Who planted the tricked-up SUV in the very section where Times Square narrows to a choke point, where Broadway meets up with 7th Avenue in the virtual center of Manhattan? The issue was muddied when the Pakistani Taliban said they were responsible, but the Pakistani government was quick to pour cold water on the Islamic militants’ claim. “We do not have any credible or verifiable information about Pakistani involvement at this stage,” said Farahnaz Ispahani, a presidential spokesman, “but we condemn terrorism anywhere and everywhere.”
The investigation into the Times Square car bomb has started to reveal information that suggests the failed attack was the work of an international plot, a senior administration official told the reporters.
The official could not definitively say whether a foreign conspiracy was behind the incident, but that the body of evidence was moving in that direction.
The administration’s assessment came after the White House for the first time clearly defined the attempted attack as an act of terrorism, without saying whether it was the work of a foreign or domestic plot.
Obama administration officials previously stopped short of declaring the incident terrorism.
New York Gov. David Paterson immediately called the attempted attack an “act of terrorism” after police were alerted to the bomb and cleared out Times Square Saturday night. But Attorney General Eric Holder on Monday said it was too early to officially designate the incident as terrorism.
Homeland Security Secretary Janet Napolitano, in several interviews since Sunday, has by turns described the incident as a potential or likely terrorist act, though she said investigators need to find out more about the origin of the plot.

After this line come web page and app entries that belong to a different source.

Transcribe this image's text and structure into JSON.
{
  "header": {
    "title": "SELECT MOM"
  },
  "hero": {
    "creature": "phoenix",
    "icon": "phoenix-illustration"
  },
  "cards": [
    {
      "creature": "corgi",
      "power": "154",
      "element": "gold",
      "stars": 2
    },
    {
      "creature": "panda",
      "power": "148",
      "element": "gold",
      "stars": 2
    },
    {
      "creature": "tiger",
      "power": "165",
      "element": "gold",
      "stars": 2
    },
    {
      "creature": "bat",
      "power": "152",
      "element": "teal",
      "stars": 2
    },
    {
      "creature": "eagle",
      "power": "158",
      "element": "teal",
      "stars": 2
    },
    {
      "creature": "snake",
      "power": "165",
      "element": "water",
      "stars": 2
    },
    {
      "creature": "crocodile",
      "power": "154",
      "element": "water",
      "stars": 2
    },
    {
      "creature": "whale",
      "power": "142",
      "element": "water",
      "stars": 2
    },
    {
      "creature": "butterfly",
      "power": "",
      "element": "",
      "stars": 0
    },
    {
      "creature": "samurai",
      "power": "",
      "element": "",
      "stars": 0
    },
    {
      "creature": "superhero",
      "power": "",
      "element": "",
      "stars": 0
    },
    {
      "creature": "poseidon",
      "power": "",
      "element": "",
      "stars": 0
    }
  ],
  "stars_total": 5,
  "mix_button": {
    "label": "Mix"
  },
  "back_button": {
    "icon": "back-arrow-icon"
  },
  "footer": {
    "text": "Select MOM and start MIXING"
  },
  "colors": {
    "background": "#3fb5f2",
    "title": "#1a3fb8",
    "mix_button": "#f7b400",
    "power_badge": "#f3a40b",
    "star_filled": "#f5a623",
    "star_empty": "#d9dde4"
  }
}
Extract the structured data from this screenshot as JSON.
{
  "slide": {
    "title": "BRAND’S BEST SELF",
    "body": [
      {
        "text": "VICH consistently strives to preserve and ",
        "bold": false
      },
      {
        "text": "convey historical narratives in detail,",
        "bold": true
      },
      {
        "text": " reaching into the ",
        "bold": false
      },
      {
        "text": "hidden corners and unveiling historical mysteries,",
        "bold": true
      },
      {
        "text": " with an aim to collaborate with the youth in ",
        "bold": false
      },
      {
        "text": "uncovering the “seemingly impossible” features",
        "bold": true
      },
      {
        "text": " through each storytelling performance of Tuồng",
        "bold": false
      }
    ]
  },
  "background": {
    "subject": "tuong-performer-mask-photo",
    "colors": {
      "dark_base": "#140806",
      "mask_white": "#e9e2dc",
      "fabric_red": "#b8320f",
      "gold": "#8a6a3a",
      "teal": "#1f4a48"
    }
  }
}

The New York Police Department too seemed to have put the Taliban on the lower end of its list of suspects. Still, no one dismissed Islamic terrorists completely out of hand. After all, on Friday two New Yorkers were indicted on charges that they attempted to send computers and other supplies to help al-Qaeda modernize. And other reports pointed out that the crude bomb in Times Square seemed to resemble the car bombs that were defused in London in 2007 outside the Tiger Tiger nightclub. British authorities later arrested a number of Iraqis with alleged links to al-Qaeda over the incident, which was apparently part of larger bombing plots, including a fiery but abortive attack on Glasgow Airport.